Segment Start: SUPPLIED DATA

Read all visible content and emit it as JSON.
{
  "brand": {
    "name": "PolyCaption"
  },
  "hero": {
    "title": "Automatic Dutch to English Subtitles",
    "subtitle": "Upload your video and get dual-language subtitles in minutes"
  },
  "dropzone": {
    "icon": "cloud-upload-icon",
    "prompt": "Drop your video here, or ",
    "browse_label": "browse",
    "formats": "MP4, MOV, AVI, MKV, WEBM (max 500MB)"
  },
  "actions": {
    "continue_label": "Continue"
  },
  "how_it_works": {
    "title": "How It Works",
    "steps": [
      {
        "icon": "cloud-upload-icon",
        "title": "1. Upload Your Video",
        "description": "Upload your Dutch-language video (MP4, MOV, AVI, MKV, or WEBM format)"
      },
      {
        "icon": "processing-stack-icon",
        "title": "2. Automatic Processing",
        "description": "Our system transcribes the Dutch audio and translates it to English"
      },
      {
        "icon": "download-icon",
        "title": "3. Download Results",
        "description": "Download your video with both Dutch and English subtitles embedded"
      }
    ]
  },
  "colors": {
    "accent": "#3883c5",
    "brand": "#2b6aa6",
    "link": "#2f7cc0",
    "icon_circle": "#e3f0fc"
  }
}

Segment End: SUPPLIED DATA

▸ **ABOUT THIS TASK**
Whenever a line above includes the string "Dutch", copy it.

▸ **WRITTEN REPLY**
    "title": "Automatic Dutch to English Subtitles",
        "description": "Upload your Dutch-language video (MP4, MOV, AVI, MKV, or WEBM format)"
        "description": "Our system transcribes the Dutch audio and translates it to English"
        "description": "Download your video with both Dutch and English subtitles embedded"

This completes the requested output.